Skip to main content

The Protective Effect of Captopril on Nicotine-Induced Endothelial Dysfunction in Rat

Buy Article:

$43.00 plus tax (Refund Policy)
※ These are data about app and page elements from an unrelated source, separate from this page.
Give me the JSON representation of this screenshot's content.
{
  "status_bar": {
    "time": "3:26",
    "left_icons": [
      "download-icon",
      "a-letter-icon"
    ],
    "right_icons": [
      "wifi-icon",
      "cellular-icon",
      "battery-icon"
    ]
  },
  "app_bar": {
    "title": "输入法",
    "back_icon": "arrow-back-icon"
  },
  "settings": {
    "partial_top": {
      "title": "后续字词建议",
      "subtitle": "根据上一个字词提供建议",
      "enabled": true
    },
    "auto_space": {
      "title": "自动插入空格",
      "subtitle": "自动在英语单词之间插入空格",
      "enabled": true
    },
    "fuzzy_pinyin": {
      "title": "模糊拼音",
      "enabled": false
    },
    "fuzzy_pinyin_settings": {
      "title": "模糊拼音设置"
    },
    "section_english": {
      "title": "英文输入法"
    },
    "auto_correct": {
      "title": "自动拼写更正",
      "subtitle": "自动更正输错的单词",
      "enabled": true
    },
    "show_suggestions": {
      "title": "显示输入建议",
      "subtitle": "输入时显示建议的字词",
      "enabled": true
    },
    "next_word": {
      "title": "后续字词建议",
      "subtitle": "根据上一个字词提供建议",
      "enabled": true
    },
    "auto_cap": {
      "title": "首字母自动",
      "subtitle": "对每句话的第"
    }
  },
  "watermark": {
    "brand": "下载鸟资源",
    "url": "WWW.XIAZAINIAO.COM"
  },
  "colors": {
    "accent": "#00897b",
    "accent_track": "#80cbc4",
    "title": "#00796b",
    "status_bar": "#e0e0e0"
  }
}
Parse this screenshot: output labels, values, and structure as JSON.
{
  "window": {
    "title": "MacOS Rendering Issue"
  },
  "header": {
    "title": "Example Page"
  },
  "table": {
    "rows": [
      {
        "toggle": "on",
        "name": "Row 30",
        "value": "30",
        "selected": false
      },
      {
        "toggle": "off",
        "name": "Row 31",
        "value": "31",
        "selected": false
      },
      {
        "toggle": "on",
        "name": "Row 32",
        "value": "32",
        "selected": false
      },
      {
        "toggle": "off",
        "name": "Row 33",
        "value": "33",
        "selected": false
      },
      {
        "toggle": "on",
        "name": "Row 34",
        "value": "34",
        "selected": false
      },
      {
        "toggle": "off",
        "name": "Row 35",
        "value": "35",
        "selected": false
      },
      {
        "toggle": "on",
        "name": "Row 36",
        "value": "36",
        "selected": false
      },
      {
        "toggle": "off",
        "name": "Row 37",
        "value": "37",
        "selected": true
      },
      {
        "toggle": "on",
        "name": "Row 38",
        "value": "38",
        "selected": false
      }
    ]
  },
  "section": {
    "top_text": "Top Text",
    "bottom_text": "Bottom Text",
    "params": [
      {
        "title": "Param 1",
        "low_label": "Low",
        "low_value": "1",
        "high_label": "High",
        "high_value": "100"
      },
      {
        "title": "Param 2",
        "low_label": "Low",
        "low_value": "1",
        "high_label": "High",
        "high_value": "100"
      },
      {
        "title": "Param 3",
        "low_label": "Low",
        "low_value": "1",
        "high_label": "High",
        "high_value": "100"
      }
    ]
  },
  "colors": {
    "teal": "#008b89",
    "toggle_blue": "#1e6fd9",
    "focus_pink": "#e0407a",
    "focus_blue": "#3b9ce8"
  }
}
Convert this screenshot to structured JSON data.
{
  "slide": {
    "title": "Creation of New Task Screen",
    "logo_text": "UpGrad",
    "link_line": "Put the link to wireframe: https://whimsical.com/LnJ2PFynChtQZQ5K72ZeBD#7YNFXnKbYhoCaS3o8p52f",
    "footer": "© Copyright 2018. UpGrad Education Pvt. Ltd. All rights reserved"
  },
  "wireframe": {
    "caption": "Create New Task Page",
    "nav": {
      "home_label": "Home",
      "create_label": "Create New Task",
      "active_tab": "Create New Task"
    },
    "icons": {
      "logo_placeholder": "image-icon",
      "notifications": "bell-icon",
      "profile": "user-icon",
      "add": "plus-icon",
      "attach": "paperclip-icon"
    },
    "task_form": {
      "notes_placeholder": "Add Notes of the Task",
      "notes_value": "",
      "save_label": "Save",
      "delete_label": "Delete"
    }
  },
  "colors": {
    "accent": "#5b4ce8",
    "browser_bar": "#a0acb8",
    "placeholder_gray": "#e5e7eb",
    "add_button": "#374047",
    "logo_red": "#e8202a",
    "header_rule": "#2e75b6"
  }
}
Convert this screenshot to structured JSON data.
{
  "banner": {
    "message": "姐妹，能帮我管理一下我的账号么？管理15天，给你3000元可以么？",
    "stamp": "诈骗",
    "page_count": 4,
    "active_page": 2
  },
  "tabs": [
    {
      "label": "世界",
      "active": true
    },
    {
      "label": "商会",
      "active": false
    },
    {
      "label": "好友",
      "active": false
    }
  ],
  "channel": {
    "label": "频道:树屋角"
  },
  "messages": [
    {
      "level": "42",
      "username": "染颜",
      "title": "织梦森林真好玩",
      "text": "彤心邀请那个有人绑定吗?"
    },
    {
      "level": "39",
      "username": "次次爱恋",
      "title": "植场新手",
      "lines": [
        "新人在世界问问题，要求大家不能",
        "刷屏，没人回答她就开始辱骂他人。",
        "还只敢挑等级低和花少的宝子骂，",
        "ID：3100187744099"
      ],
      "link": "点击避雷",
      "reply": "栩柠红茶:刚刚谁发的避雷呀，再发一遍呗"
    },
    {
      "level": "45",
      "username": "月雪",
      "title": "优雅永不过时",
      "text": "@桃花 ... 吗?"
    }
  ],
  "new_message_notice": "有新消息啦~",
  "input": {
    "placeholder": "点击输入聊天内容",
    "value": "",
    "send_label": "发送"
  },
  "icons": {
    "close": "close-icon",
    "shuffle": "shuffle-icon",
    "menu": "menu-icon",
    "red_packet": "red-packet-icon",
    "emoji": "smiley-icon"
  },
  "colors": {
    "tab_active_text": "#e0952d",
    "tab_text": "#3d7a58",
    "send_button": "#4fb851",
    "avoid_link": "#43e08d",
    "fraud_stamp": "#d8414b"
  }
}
This study was designed to examine the in vivo and in vitro effects of captopril, an angiotensin-converting enzyme inhibitor, on nicotine-induced endothelial dysfunction in rats. Endothelial dysfunction was induced by exposing isolated rat mesenteric arteries to nicotine (0.01, 0.1, or 1 mM) for 24 hr using an organ culture system, or by treating rats with nicotine (2 mg/kg/day, intraperitoneally) for 4 weeks. The protective effects of captopril were tested by exposing isolated mesenteric arteries to captopril (0.01, 0.03, or 0.1 mM) + nicotine (0.1 mM) for 24 hr, or by treating rats with captopril (3 mg/kg/day, intravenously) + nicotine (2 mg/kg/day, intraperitoneally) for 4 weeks. Exposure of the isolated mesenteric arteries to nicotine induced a significant concentration -dependent inhibition of endothelium-dependent relaxation. Co-culture of segments of mesenteric artery with captopril (0.03 or 0.1 mM) attenuated the nicotine-induced impairment of vasorelaxation in a dose-dependent manner. Administration of nicotine to rats for 4 weeks significantly impaired endothelium-dependent relaxation compared with control rats. This impairment was accompanied by a reduction in nitrite/nitrate, nitric oxide (NO) synthase (NOS), and superoxide dismutase (SOD) activities in the serum and aorta. Chronic captopril treatment not only improved the impairment of endothelium-dependent relaxation, but also prevented the reduction of nitrite/nitrate contents and of NOS and SOD activities in the serum and aorta. However, there were no significant differences in serum angiotensin-converting enzyme activity among the three groups. These results indicate that captopril can be used to attenuate nicotine-induced endothelial dysfunction, an effect that may be related not only to antioxidation, but also to enhancing NO production by preventing the decrease in NOS.
No References
No Citations
No Supplementary Data
No Article Media
No Metrics

Document Type: Research Article

Affiliations: 1: Department of Pharmacology, 2: Department of Pathology and Physiology, School of Medicine, Xi'an Jiaotong University, Xi'an, 710061, China

Publication date: 2006-09-01

More about this publication?
  • Formerly Pharmacology & Toxicology
  • Access Key
  • Free content
  • Partial Free content
  • New content
  • Open access content
  • Partial Open access content
  • Subscribed content
  • Partial Subscribed content
  • Free trial content
Cookie Policy
Cookie Policy
Ingenta Connect website makes use of cookies so as to keep track of data that you have filled in. I am Happy with this Find out more